    In english, if I multiply the vector to the gradient squared of the same vector, what is that? I'm thinking that it'd just be the gradient of V, but I can't seem to prove it.

  2. jcsd
  3. Jul 26, 2010 #2


    User Avatar
    Science Advisor

    Do you mean
    [tex]\vec{V}\nabla^2\vec{V}[/tex]? That is commonly called "del squared". "gradient" is specifically [itex]\nabla f[/itex] where f is a scalar valued function. "curl f" is [itex]\nabla\times \vec{f}[/itex] where f is a vector valued function, and "div f" is [itex]\nabla\cdot \vec{f}[/itex].

    Now, [itex]\nabla^2= \frac{\partial^2}{\partial x^2}+ \frac{\partial^2}{\partial y^2}+ \frac{\partial }{\partial z^2}[/itex] (in Cartesian coordinates) is also, strictly speaking, applied to a scalar function but it is not uncommon to see it applied to a vector meaning [itex]\nabla^2[/itex] applied to each component.

    That is, if
    [tex]\vec{v(x,y,z)}= f(x,y,z)\vec{i}+ g(x,y,z)\vec{j}+ h(x,y,z)\vec{k}[/tex] then

    [tex]\nabla^2 \vec{v}(x,y,z)= \nabla^2f \vec{i}[/tex][tex]+ \nabla^2g\vec{j}[/tex][tex]+ \nabla^2h \vec{k}[/tex]

    a vector. But to say what "[itex]\vec{v}\nabla^2\vec{v}[/itex]" means we would still have to know what kind of vector product that is- dot product or cross product?

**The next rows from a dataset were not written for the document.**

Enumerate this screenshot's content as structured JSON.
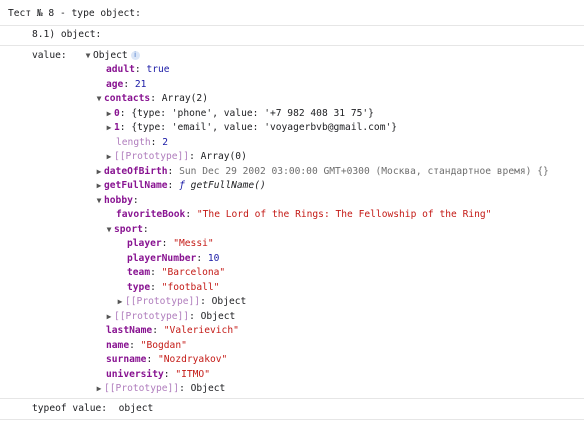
{
  "header": "Тест № 8 - type object:",
  "subheader": "8.1) object:",
  "value_label": "value:",
  "root_label": "Object",
  "info_icon": "i",
  "fields": {
    "adult_k": "adult",
    "adult_v": "true",
    "age_k": "age",
    "age_v": "21",
    "contacts_k": "contacts",
    "contacts_v": "Array(2)",
    "c0_k": "0",
    "c0_v": "{type: 'phone', value: '+7 982 408 31 75'}",
    "c1_k": "1",
    "c1_v": "{type: 'email', value: 'voyagerbvb@gmail.com'}",
    "length_k": "length",
    "length_v": "2",
    "proto_arr_k": "[[Prototype]]",
    "proto_arr_v": "Array(0)",
    "dob_k": "dateOfBirth",
    "dob_v": "Sun Dec 29 2002 03:00:00 GMT+0300 (Москва, стандартное время) {}",
    "getfull_k": "getFullName",
    "getfull_f": "ƒ",
    "getfull_v": "getFullName()",
    "hobby_k": "hobby",
    "book_k": "favoriteBook",
    "book_v": "\"The Lord of the Rings: The Fellowship of the Ring\"",
    "sport_k": "sport",
    "player_k": "player",
    "player_v": "\"Messi\"",
    "pnum_k": "playerNumber",
    "pnum_v": "10",
    "team_k": "team",
    "team_v": "\"Barcelona\"",
    "type_k": "type",
    "type_v": "\"football\"",
    "proto_sport_k": "[[Prototype]]",
    "proto_sport_v": "Object",
    "proto_hobby_k": "[[Prototype]]",
    "proto_hobby_v": "Object",
    "lastname_k": "lastName",
    "lastname_v": "\"Valerievich\"",
    "name_k": "name",
    "name_v": "\"Bogdan\"",
    "surname_k": "surname",
    "surname_v": "\"Nozdryakov\"",
    "uni_k": "university",
    "uni_v": "\"ITMO\"",
    "proto_root_k": "[[Prototype]]",
    "proto_root_v": "Object"
  },
  "footer_label": "typeof value:",
  "footer_value": "object",
  "arrows": {
    "down": "▼",
    "right": "▶"
  }
}
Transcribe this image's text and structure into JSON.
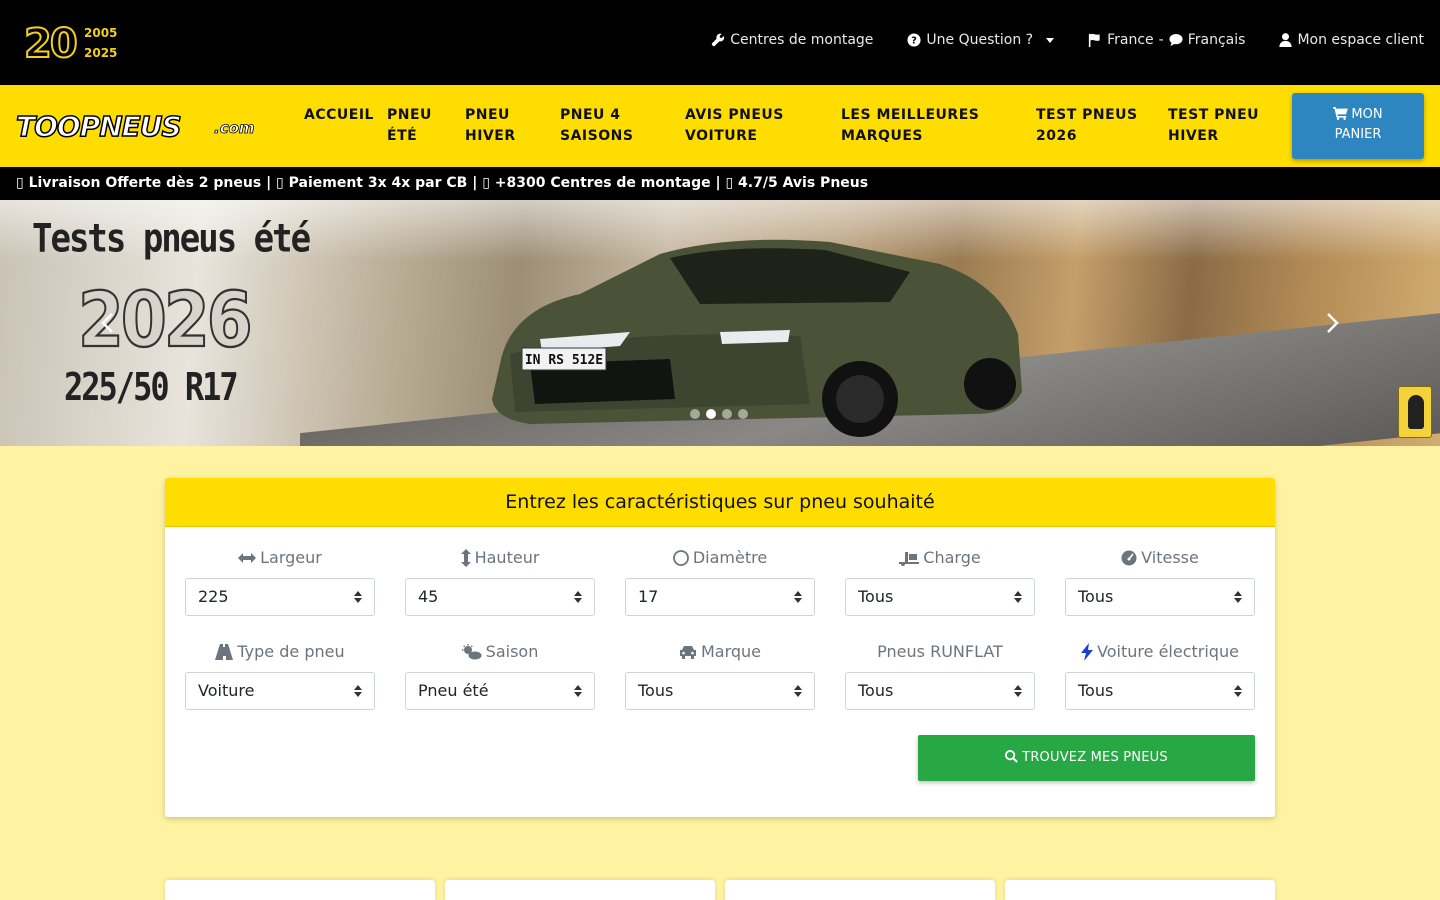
{
  "anniversary": {
    "number": "20",
    "year_start": "2005",
    "year_end": "2025"
  },
  "toplinks": {
    "mounting_centers": "Centres de montage",
    "question": "Une Question ?",
    "country": "France",
    "separator": "-",
    "language": "Français",
    "account": "Mon espace client"
  },
  "logo": {
    "word": "TOOPNEUS",
    "suffix": ".com"
  },
  "nav": {
    "items": [
      {
        "line1": "ACCUEIL",
        "line2": ""
      },
      {
        "line1": "PNEU",
        "line2": "ÉTÉ"
      },
      {
        "line1": "PNEU",
        "line2": "HIVER"
      },
      {
        "line1": "PNEU 4",
        "line2": "SAISONS"
      },
      {
        "line1": "AVIS PNEUS",
        "line2": "VOITURE"
      },
      {
        "line1": "LES MEILLEURES",
        "line2": "MARQUES"
      },
      {
        "line1": "TEST PNEUS",
        "line2": "2026"
      },
      {
        "line1": "TEST PNEU",
        "line2": "HIVER"
      }
    ],
    "cart_line1": "MON",
    "cart_line2": "PANIER"
  },
  "promo": "▯ Livraison Offerte dès 2 pneus | ▯ Paiement 3x 4x par CB | ▯ +8300 Centres de montage | ▯ 4.7/5 Avis Pneus",
  "hero": {
    "title": "Tests pneus été",
    "year": "2026",
    "size": "225/50 R17",
    "plate": "IN RS 512E",
    "slides": 4,
    "active_slide": 2
  },
  "search": {
    "header": "Entrez les caractéristiques sur pneu souhaité",
    "fields": [
      {
        "label": "Largeur",
        "value": "225",
        "icon": "width-arrows-icon"
      },
      {
        "label": "Hauteur",
        "value": "45",
        "icon": "height-arrows-icon"
      },
      {
        "label": "Diamètre",
        "value": "17",
        "icon": "circle-icon"
      },
      {
        "label": "Charge",
        "value": "Tous",
        "icon": "truck-loading-icon"
      },
      {
        "label": "Vitesse",
        "value": "Tous",
        "icon": "speedometer-icon"
      },
      {
        "label": "Type de pneu",
        "value": "Voiture",
        "icon": "road-icon"
      },
      {
        "label": "Saison",
        "value": "Pneu été",
        "icon": "sun-cloud-icon"
      },
      {
        "label": "Marque",
        "value": "Tous",
        "icon": "car-icon"
      },
      {
        "label": "Pneus RUNFLAT",
        "value": "Tous",
        "icon": ""
      },
      {
        "label": "Voiture électrique",
        "value": "Tous",
        "icon": "bolt-icon"
      }
    ],
    "button": "TROUVEZ MES PNEUS"
  },
  "colors": {
    "brand_yellow": "#ffdd00",
    "page_bg": "#fff3a1",
    "cart_blue": "#2e86c1",
    "cta_green": "#28a745",
    "bolt_blue": "#1a3fd1"
  }
}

    If that is dot product and [itex]\vec{v}(x,y,z)= f(x,y,z)\vec{i}+ g(x,y,z)\vec{j}+ h(x,y,z)\vec{k}[/itex] then
    [tex]\vec{v}\cdot \nabla^2\vec{v}= f(x,y,z)\nabla^2 f(x,y,z)+ g(x,y,z)\nabla^2 g(x,y,z)+ h(x,y,z)\nabla^2h(x, y, z)[/tex]

    If, instead, it is the cross product then
    [tex]\vec{v}\times\nabla^2\vec{v}= \left(g(x,y,z)\nabla^2h(x,y,z)- h(x,y,z)\nabla^2g(x,y,z)\right)\vec{i}- \left(f(x,y,z)\nabla^2h(x,y,z)- h(x,y,z)\nabla^2f(x,y,z)\right)\vec{i}+ \left(f(x,y,z)\nabla^2g(x,y,z)- g(x,y,z)\nabla^2f(x,y,z)\right)\vec{k}[/tex]
    Last edited by a moderator: Jul 26, 2010
  4. Jul 26, 2010 #3


    User Avatar
    Science Advisor
    Homework Helper
    Gold Member
    Dearly Missed

    It might also, Halls, be an outer product, i.e a matrix
  5. Jul 26, 2010 #4


    User Avatar
    Science Advisor

    Good point. In that case it would be
    [tex]\begin{bmatrix}f(x,y,z)\nabla^2f(x,y,z) & f(x,y,z)\nabla^2g(x,y,z) & f(x,y,z)\nabla^2h(x,y,z) \\ g(x,y,z)\nabla^2f(x,y,z) & g(x,y,z)\nabla^2g(x,y,z) & g(x,y,z)\nabla^2h(x,y,z) \\ h(x,y,z)\nabla^2f(x,y,z) & h(x,y,z)\nabla^2g(x,y,z) & h(x,y,z)\nabla^2h(x,y,z)\end{bmatrix}[/tex]
    in the x, y, z, coordinate system.
Know someone interested in this topic? Share this thread via Reddit, Google+, Twitter, or Facebook